The Ender 3 is one of the best printers under $200 right now, desired for its performance and versatility. Even though it’s a budget printer, the features it houses are comparable to many high-end printers out there. A wide range of material choices is one such benefit, so this guide is all about the different filaments that you can print on the Ender 3.
With some tweaks, you can get many of the available materials out there to work with your machine. Even so, some specific settings and tweaks are sometimes required. In this article, we’ll have a glance at the stock Ender 3 components, and then we’ll proceed with filament-specific settings for the machine.
Just like any other 3D printer, the Ender 3 uses some specific components, which we’ll have a look at one by one. The purpose of informing ourselves on these elements is that we’ll gain a better understanding of how each component affects the performance of various filaments.
Polylactic acid (PLA) is undoubtedly the most common 3D printing material. But what does it take to print it on the Ender 3?
Quite simply, nothing much. PLA is a versatile material, and the Ender 3 is a versatile machine. They go great together. The Ender 3 can easily reach the melting range of PLA, which is 180-230 °C, and the brass nozzle has no problems at all.
Acrylonitrile butadiene styrene (ABS) is a robust and durable material with high temperature and mechanical resistance. ABS was among the very early materials that were used with the FDM 3D printing. Its properties open up a wide range of applications, but achieving a high-grade component out of ABS is a task by itself. It’s notorious for being slightly challenging to print.
Polyethylene terephthalate glycol (PETG) is the middle ground between PLA and ABS, being strong, temperature resistant, and easy to print with.
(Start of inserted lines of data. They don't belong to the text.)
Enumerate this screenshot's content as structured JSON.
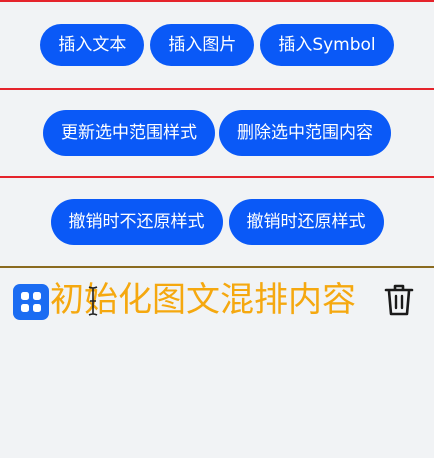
{
  "toolbar_row1": {
    "insert_text": "插入文本",
    "insert_image": "插入图片",
    "insert_symbol": "插入Symbol"
  },
  "toolbar_row2": {
    "update_range_style": "更新选中范围样式",
    "delete_range_content": "删除选中范围内容"
  },
  "toolbar_row3": {
    "undo_without_restore": "撤销时不还原样式",
    "undo_with_restore": "撤销时还原样式"
  },
  "editor": {
    "content_text": "初始化图文混排内容",
    "leading_icon": "app-grid-icon",
    "trailing_icon": "trash-icon",
    "text_color": "#f5a80f"
  },
  "colors": {
    "button_bg": "#0a59f7",
    "divider": "#e5232b",
    "background": "#f1f3f5"
  }
}
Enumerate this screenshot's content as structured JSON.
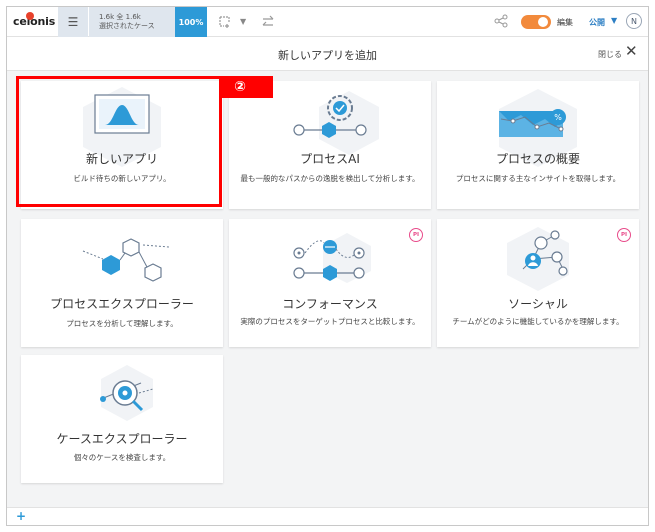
{
  "topbar": {
    "logo": "celonis",
    "case_count": "1.6k 全 1.6k",
    "case_label": "選択されたケース",
    "percent": "100%",
    "edit_label": "編集",
    "public_label": "公開",
    "avatar_initial": "N"
  },
  "header": {
    "title": "新しいアプリを追加",
    "close_label": "閉じる",
    "close_glyph": "✕"
  },
  "cards": [
    {
      "title": "新しいアプリ",
      "desc": "ビルド待ちの新しいアプリ。",
      "icon": "new-app-chart-icon"
    },
    {
      "title": "プロセスAI",
      "desc": "最も一般的なパスからの逸脱を検出して分析します。",
      "icon": "process-ai-gear-icon"
    },
    {
      "title": "プロセスの概要",
      "desc": "プロセスに関する主なインサイトを取得します。",
      "icon": "process-overview-chart-icon"
    },
    {
      "title": "プロセスエクスプローラー",
      "desc": "プロセスを分析して理解します。",
      "icon": "process-explorer-hex-icon"
    },
    {
      "title": "コンフォーマンス",
      "desc": "実際のプロセスをターゲットプロセスと比較します。",
      "icon": "conformance-icon",
      "badge": "PI"
    },
    {
      "title": "ソーシャル",
      "desc": "チームがどのように機能しているかを理解します。",
      "icon": "social-network-icon",
      "badge": "PI"
    },
    {
      "title": "ケースエクスプローラー",
      "desc": "個々のケースを検査します。",
      "icon": "case-explorer-magnifier-icon"
    }
  ],
  "annotation": {
    "step_label": "②",
    "color": "#ff0000"
  },
  "colors": {
    "accent_blue": "#2d9ad7",
    "toggle_orange": "#f28a3c",
    "pi_pink": "#e84b8a"
  },
  "footer": {
    "add_glyph": "+"
  }
}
Thermoplastic polyurethane (TPU) is recently becoming more and more popular with users. Apart from being flexible, it has excellent shock absorption and abrasion resistance.
Though the stock Ender 3 is a single-extruder machine, making it quite unlikely you’ll be using a secondary support filament, these filaments can also be used for other purposes. For instance, HIPS can serve as a lightweight version of ABS, exhibiting high stiffness and abrasion resistance.
Besides, it’s not impossible to hack together a dual-extruder Ender 3.
Commonly used as a secondary support material for ABS, HIPS is also used standalone for protective cases due to its stiff and lightweight nature. It’s a little tricky to print since it likes things hot:
Most notorious as a secondary water-soluble support material for PLA, PVA can also be used for decorative purposes. It’s expensive, so you’ll want to make sure you print it right:
Well, the stock Ender 3 can only print with so many filaments. Now that we’ve gone through what filaments you can use with the Ender 3, let’s have a look at what you cannot use.
If you desperately need something in a material you’re unable to print with, consider using a 3D printing service. Using Craftcloud, the 3D printing and price comparison service from All3DP, you can find the best price and provider for your needs.
There are always ways that allow you to expand your filament portfolio. Upgrades, for example, let you do much more. Below are just a few enhancements that can enhance your Ender 3, but for a full list, check out our dedicated article:
(Lead image source: Luke’s Laboratory / YouTube)
License: The text of "Ender 3 Filament Guide: Materials You Can 3D Print" by All3DP is licensed under a Creative Commons Attribution 4.0 International License.